I'm sorry to hear that you've had this experience!

 

I think there's been some confusion with the WHM and resident tax rates in general, so I'll try to clarify as best I can.


If you are an Australian resident for the whole financial year, then you are entitled to the tax free threshold of $18,200. This means that your employer will not withhold tax until your income exceeds the threshold outlined for the relevant pay period in the tax tables.

 

Because you have mentioned that you were only a resident from 25/10/2018, you would only receive a part year tax free threshold, which means that you do not receive the full $18,200 that you would have if you were a resident for the whole year. If you would like to see how much of the tax free threshold you may receive, you can view the formula we use here.

 

As a general rule of thumb, you will only ever get a tax refund if the amount of tax that has been withheld is larger than the amount of tax that you were required to pay. This is the case regardless of your level of income.

 

When you are on a working holiday maker visa, you pay 15% tax from the first dollar you earn, regardless of your residency status.

 

So as an example, if you had earned $20,000 from 01/07/2018 - 25/10/2018, this would be taxed at 15% - your employer should have withheld the correct amount and should have issued you a payment summary for this amount separately as a WHM.

 

If your employer only provided you with a single payment summary at resident tax rates, then it is quite likely that they have only withheld tax based on the resident tax rates. If they have not withheld enough tax on your behalf, this will cause you to incur a debt.

 

If your employer says that they cannot change the payment summaries, ask them to issue you with a letter or email outlining the gross and withheld amounts for the period that you were on the WHM visa, so that you can apportion it correctly in your tax return. If they will not do this you will need to work it out yourself, keeping records of your calculations.

 

Once you have this information, you will need to adjust your tax return accordingly. Under "Salary and wages", you will need to split the amounts on your current payment summary, reporting your WHM amounts under one, and your resident amounts under the other.

 

As an example:

 

Payment summary 1 (WHM):
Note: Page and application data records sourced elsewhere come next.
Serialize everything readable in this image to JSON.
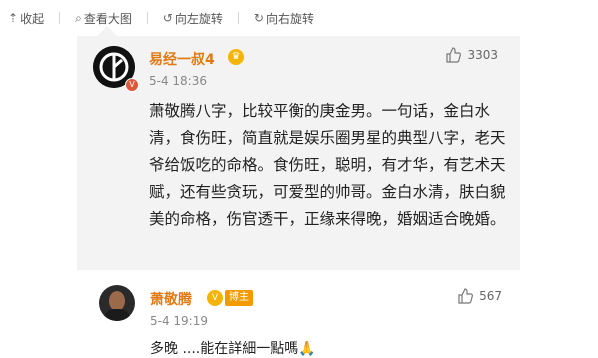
{
  "toolbar": {
    "items": [
      {
        "icon": "collapse-up-icon",
        "label": "收起"
      },
      {
        "icon": "search-icon",
        "label": "查看大图"
      },
      {
        "icon": "rotate-left-icon",
        "label": "向左旋转"
      },
      {
        "icon": "rotate-right-icon",
        "label": "向右旋转"
      }
    ]
  },
  "post": {
    "username": "易经一叔4",
    "timestamp": "5-4 18:36",
    "likes": "3303",
    "content": "萧敬腾八字，比较平衡的庚金男。一句话，金白水清，食伤旺，简直就是娱乐圈男星的典型八字，老天爷给饭吃的命格。食伤旺，聪明，有才华，有艺术天赋，还有些贪玩，可爱型的帅哥。金白水清，肤白貌美的命格，伤官透干，正缘来得晚，婚姻适合晚婚。"
  },
  "reply": {
    "username": "萧敬腾",
    "tag": "博主",
    "timestamp": "5-4 19:19",
    "likes": "567",
    "content": "多晚 ....能在詳細一點嗎🙏"
  },
  "colors": {
    "username": "#e07b14",
    "card_bg": "#f3f3f3",
    "badge": "#f5b400"
  }
}
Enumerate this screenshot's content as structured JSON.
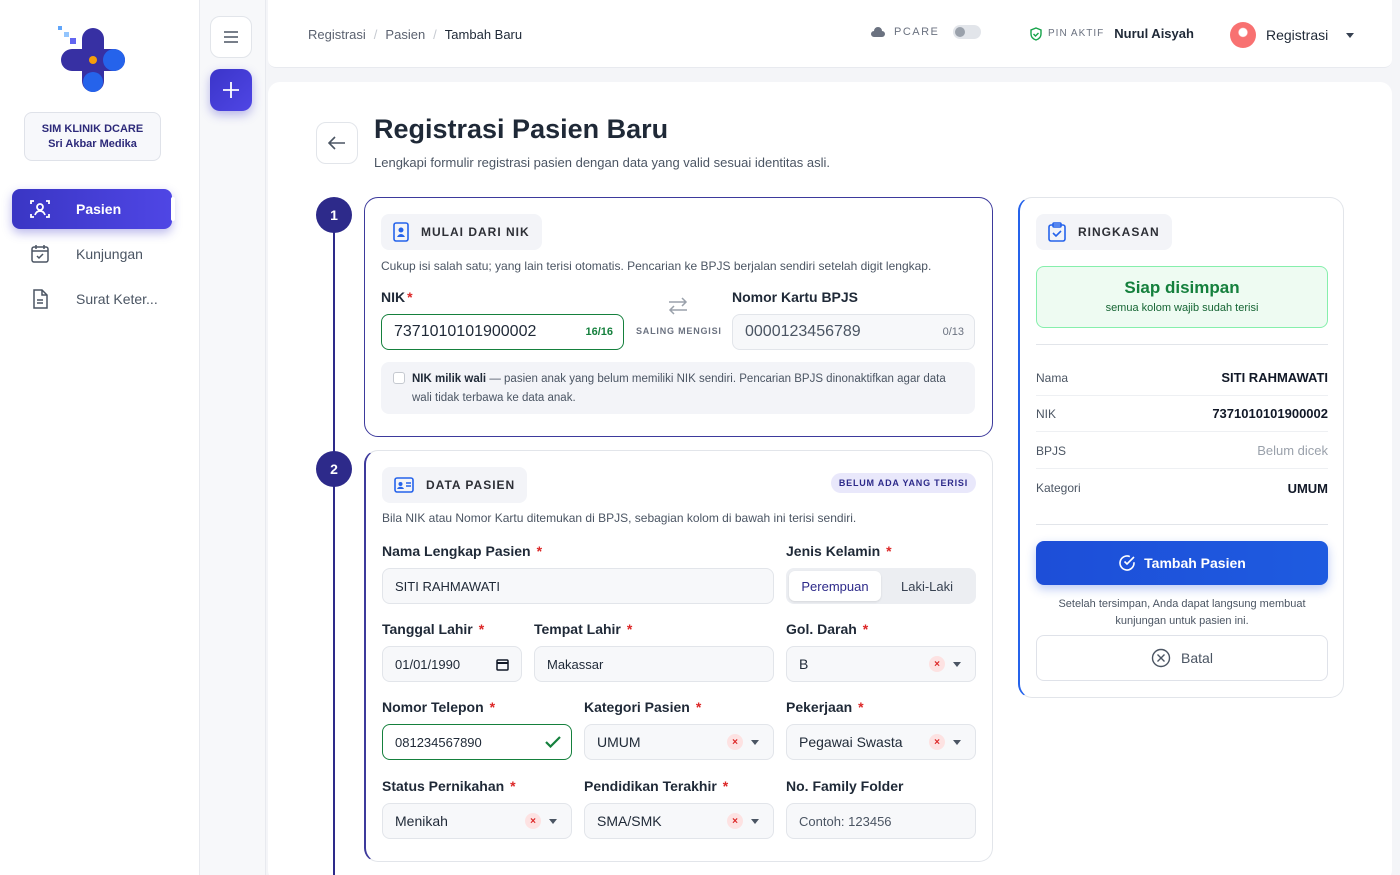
{
  "sidebar": {
    "clinic_line1": "SIM KLINIK DCARE",
    "clinic_line2": "Sri Akbar Medika",
    "items": [
      {
        "label": "Pasien",
        "icon": "patient-icon",
        "active": true
      },
      {
        "label": "Kunjungan",
        "icon": "calendar-icon"
      },
      {
        "label": "Surat Keter...",
        "icon": "document-icon"
      }
    ]
  },
  "header": {
    "breadcrumb": [
      "Registrasi",
      "Pasien",
      "Tambah Baru"
    ],
    "pcare_label": "PCARE",
    "pin_label": "PIN AKTIF",
    "user_name": "Nurul Aisyah",
    "account_label": "Registrasi"
  },
  "page": {
    "title": "Registrasi Pasien Baru",
    "subtitle": "Lengkapi formulir registrasi pasien dengan data yang valid sesuai identitas asli."
  },
  "step1": {
    "number": "1",
    "heading": "MULAI DARI NIK",
    "hint": "Cukup isi salah satu; yang lain terisi otomatis. Pencarian ke BPJS berjalan sendiri setelah digit lengkap.",
    "nik_label": "NIK",
    "nik_value": "7371010101900002",
    "nik_counter": "16/16",
    "swap_label": "SALING MENGISI",
    "bpjs_label": "Nomor Kartu BPJS",
    "bpjs_placeholder": "0000123456789",
    "bpjs_counter": "0/13",
    "wali_bold": "NIK milik wali",
    "wali_text": " — pasien anak yang belum memiliki NIK sendiri. Pencarian BPJS dinonaktifkan agar data wali tidak terbawa ke data anak."
  },
  "step2": {
    "number": "2",
    "heading": "DATA PASIEN",
    "badge": "BELUM ADA YANG TERISI",
    "hint": "Bila NIK atau Nomor Kartu ditemukan di BPJS, sebagian kolom di bawah ini terisi sendiri.",
    "nama_label": "Nama Lengkap Pasien",
    "nama_value": "SITI RAHMAWATI",
    "gender_label": "Jenis Kelamin",
    "gender_options": [
      "Perempuan",
      "Laki-Laki"
    ],
    "tgl_label": "Tanggal Lahir",
    "tgl_value": "01/01/1990",
    "tempat_label": "Tempat Lahir",
    "tempat_value": "Makassar",
    "goldar_label": "Gol. Darah",
    "goldar_value": "B",
    "telp_label": "Nomor Telepon",
    "telp_value": "081234567890",
    "kategori_label": "Kategori Pasien",
    "kategori_value": "UMUM",
    "pekerjaan_label": "Pekerjaan",
    "pekerjaan_value": "Pegawai Swasta",
    "status_label": "Status Pernikahan",
    "status_value": "Menikah",
    "pendidikan_label": "Pendidikan Terakhir",
    "pendidikan_value": "SMA/SMK",
    "folder_label": "No. Family Folder",
    "folder_placeholder": "Contoh: 123456"
  },
  "summary": {
    "heading": "RINGKASAN",
    "ready_title": "Siap disimpan",
    "ready_sub": "semua kolom wajib sudah terisi",
    "rows": [
      {
        "k": "Nama",
        "v": "SITI RAHMAWATI"
      },
      {
        "k": "NIK",
        "v": "7371010101900002"
      },
      {
        "k": "BPJS",
        "v": "Belum dicek"
      },
      {
        "k": "Kategori",
        "v": "UMUM"
      }
    ],
    "primary": "Tambah Pasien",
    "after_save": "Setelah tersimpan, Anda dapat langsung membuat kunjungan untuk pasien ini.",
    "cancel": "Batal"
  },
  "colors": {
    "primary": "#3b35c9",
    "accent_blue": "#1d4ed8",
    "success": "#15803d",
    "danger": "#dc2626"
  }
}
ABC Employer

ABN: XX XXX XXX XXX

Tax withheld: $3,000.00

Gross payments: $20,000.00

Did you earn this income while you held a Working Holiday visa? > Select "Yes"

 

Payment summary 2 (resident):

ABC Employer:

ABN: XX XXX XXX XXX

Tax withheld: $8,000

Gross payments: $40,000

Did you earn this income while you held a Working Holiday visa? > Select "No"

 

Doing this will show your working holiday maker income as "Gross payment type H - working holiday maker"

 

You will then need to complete Adjustments for "Part year tax-free threshold" and "Working Holiday maker net income".

 

You also need to bear in mind that if you are a resident for tax purposes you will be liable for the Medicare levy, unless you have a Medicare Entitlement Statement that shows you were not entitled to Medicare benefits.

 

I'd suggest checking through your tax return and making sure that all of the data is keyed correctly so that the estimate provided is as accurate as possible. If it is still anticipating a debt, then this may mean that your employer has not taxed you correctly in the last financial year.

 

I hope this is helpful, but please let me know if you have any other questions.

 

Thanks,

 

Rachael B.